The earliest known recordings of a figure known as King Arthur date back to around 828 with a work by the Welsh Monk Nennius called Historia Brittonum. In it, Arthur is depicted not as a king, but as a famously ferocious warrior knight who helped defeat early invaders of Britain in a series of 12 battles. The work is one of the earliest attempts to comprehensively describe a history of the people of the British Isles and is one that is largely free of myths, thus lending credence to the idea that Arthur was a real historical figure.

After this work, the legend dropped off the airwaves for a few hundred years, resurfacing again in the 12th Century as the central figure n Geoffrey of Monmouth’s Historia Regum Brittaniae, a pseudo-history of Britain which first introduced the characters of Merlin, Guinevere, and the legendary sword Excalibur. While this extensive work has been roundly debunked as a piece of pure fiction, the work flourished throughout Europe, particularly in France, where many of the most famous tales of Arthur then began to surface.

The legend remained a focal point of medieval romantic literature, being referenced by real-life kings, queens and knights in reference to contemporary political upheavals, not least the devastating Wars of the Roses which predated the Tudor Dynasty.

Following a lull in interest, the legend of Arthur again rose to cultural prominence during the Victorian era, as a newly confident Great Britain was spreading its influence around the globe, and patriotic citizens revived Arthur as a symbol of English greatness and superiority. Since then, Arthur has well-and-truly entered the annals of global culture and is recreated in various media around the world on an almost daily basis.

The Arthurian Legend Today

In the modern era, King Arthur symbolizes many things.
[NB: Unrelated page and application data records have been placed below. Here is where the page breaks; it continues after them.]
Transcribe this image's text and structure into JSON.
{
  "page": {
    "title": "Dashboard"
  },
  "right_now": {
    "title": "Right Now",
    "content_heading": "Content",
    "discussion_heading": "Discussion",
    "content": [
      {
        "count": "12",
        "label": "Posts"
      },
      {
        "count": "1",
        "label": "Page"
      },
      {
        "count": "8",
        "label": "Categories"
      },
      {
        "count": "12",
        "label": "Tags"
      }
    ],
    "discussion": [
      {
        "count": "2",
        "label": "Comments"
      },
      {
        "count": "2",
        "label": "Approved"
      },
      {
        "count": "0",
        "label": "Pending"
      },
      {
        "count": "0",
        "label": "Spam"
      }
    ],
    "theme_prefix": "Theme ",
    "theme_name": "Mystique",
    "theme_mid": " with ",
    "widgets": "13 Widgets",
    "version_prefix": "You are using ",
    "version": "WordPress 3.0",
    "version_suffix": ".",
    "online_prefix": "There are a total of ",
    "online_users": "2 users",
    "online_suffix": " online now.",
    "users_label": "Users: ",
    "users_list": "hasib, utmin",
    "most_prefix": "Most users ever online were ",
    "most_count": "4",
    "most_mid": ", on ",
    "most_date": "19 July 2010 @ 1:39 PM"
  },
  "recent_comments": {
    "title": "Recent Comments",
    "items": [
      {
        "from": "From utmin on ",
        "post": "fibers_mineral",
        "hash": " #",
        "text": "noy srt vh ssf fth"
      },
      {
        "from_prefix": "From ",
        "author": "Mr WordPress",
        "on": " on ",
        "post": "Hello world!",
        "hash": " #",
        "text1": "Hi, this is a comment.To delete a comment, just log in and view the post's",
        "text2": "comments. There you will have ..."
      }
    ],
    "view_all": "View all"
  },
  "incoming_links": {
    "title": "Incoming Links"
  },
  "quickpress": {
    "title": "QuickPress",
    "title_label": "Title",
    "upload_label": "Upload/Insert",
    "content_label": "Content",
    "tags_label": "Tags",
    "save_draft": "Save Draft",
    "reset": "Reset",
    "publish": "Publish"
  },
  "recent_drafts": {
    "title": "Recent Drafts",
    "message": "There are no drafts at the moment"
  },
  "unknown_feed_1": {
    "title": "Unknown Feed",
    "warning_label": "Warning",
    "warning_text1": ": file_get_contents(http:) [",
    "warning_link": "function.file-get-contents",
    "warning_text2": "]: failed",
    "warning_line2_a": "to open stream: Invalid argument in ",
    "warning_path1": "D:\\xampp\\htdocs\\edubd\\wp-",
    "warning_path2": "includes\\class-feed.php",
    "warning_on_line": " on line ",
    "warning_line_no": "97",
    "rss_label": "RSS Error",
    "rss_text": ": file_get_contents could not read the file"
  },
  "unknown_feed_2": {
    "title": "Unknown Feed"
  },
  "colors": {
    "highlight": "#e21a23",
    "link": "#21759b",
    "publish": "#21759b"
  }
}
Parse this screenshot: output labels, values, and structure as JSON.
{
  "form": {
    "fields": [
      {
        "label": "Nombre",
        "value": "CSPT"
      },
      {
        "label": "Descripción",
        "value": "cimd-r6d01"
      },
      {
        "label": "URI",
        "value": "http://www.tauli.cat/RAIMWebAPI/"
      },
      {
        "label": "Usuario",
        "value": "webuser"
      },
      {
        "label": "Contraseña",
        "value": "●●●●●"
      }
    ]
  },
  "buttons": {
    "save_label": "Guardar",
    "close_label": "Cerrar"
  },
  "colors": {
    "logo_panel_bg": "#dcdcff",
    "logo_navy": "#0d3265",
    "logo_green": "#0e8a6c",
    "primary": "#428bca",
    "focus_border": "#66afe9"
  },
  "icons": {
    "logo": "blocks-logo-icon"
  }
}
Arthur and the central cast of characters such as Lancelot, Gawain, Merlin, and the rest are closely associated with adventure, chivalry, bravery, risk-taking and fantastical magical creations. This is partly what makes King Arthur such a popular figure in contemporary culture, one that the public continues to enjoy watching, reading and singing about.

The legend has proved a reliable box office draw, spawning several iconic film and television titles. The most famous include the classic Monty Python comedy Monty Python and the Holy Grail (1975) which satirizes the legend to great effect. Then, there’s the 1981 Hollywood epic Excalibur, and the 1967 musical Camelot, which covers the love triangle between Arthur, Gwenevive and Lancelot. On television, the high-budget BBC series Merlin managed to draw in millions of viewers every week, demonstrating that the appetite for Arthur has not waned.

Beyond film, Arthur has been depicted in every other media imaginable. There are bestselling video games allowing you to follow his legendary exploits, such as a hugely popular online RPG hosted on Steam, and a 2004 Playstation title based on a film of the same name released that year. His image and legend have also made their way onto online casino games, with the popular Avalon slot game on Betway allowing players to win real money in pursuit of the Holy Grail. The legend of the sword Excalibur is the focal point of one of the highest-selling games of all time, Tomb Raider Legend, in which Lara Croft traverses the planet in search of this artifact.

King Arthur has also been depicted in comic books, with his role in the DC Comics universe being one of the longest-running of all-time, having first appeared in 1936, thus predating the appearance of both Batman and Superman.

Why Does Arthur Endure?

Just a fleeting glimpse at contemporary culture is enough to persuade you that Arthur isn’t going away anytime soon. His popularity is no longer tied to ideas surrounding British exceptionalism or French romance but is instead tied to enduring beliefs in the importance of adventure, brotherly friendship, bold pursuits of love and happiness and, most importantly, the idea that one should always carve out their own path in life. It is for these reasons that Arthur will endure for a long time still.

So, what do you think?